-- LISTED RECORDS follows --

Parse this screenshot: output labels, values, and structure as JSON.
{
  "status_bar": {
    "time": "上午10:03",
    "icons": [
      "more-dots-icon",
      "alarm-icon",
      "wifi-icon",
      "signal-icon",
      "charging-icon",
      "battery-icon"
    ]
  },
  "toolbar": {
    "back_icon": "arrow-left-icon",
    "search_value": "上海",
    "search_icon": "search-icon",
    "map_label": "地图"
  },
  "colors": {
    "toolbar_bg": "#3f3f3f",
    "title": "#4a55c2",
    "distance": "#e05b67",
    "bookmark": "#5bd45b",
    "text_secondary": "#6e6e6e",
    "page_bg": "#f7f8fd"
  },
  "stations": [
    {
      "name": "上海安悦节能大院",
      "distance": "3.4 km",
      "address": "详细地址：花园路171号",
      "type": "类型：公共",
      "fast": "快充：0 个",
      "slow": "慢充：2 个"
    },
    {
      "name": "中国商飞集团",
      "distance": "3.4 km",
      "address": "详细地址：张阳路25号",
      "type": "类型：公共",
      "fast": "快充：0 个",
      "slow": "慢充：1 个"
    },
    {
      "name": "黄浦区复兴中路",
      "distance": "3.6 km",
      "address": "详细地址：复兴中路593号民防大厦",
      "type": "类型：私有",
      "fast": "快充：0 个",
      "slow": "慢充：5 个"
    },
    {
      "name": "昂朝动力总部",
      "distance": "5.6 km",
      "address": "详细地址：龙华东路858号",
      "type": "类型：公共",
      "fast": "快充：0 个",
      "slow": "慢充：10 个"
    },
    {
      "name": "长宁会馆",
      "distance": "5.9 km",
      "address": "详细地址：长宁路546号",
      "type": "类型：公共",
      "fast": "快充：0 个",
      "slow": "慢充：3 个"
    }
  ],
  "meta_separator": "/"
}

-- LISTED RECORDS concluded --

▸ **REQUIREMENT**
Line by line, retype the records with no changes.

▸ **REPLY**
Parse this screenshot: output labels, values, and structure as JSON.
{
  "status_bar": {
    "time": "上午10:03",
    "icons": [
      "more-dots-icon",
      "alarm-icon",
      "wifi-icon",
      "signal-icon",
      "charging-icon",
      "battery-icon"
    ]
  },
  "toolbar": {
    "back_icon": "arrow-left-icon",
    "search_value": "上海",
    "search_icon": "search-icon",
    "map_label": "地图"
  },
  "colors": {
    "toolbar_bg": "#3f3f3f",
    "title": "#4a55c2",
    "distance": "#e05b67",
    "bookmark": "#5bd45b",
    "text_secondary": "#6e6e6e",
    "page_bg": "#f7f8fd"
  },
  "stations": [
    {
      "name": "上海安悦节能大院",
      "distance": "3.4 km",
      "address": "详细地址：花园路171号",
      "type": "类型：公共",
      "fast": "快充：0 个",
      "slow": "慢充：2 个"
    },
    {
      "name": "中国商飞集团",
      "distance": "3.4 km",
      "address": "详细地址：张阳路25号",
      "type": "类型：公共",
      "fast": "快充：0 个",
      "slow": "慢充：1 个"
    },
    {
      "name": "黄浦区复兴中路",
      "distance": "3.6 km",
      "address": "详细地址：复兴中路593号民防大厦",
      "type": "类型：私有",
      "fast": "快充：0 个",
      "slow": "慢充：5 个"
    },
    {
      "name": "昂朝动力总部",
      "distance": "5.6 km",
      "address": "详细地址：龙华东路858号",
      "type": "类型：公共",
      "fast": "快充：0 个",
      "slow": "慢充：10 个"
    },
    {
      "name": "长宁会馆",
      "distance": "5.9 km",
      "address": "详细地址：长宁路546号",
      "type": "类型：公共",
      "fast": "快充：0 个",
      "slow": "慢充：3 个"
    }
  ],
  "meta_separator": "/"
}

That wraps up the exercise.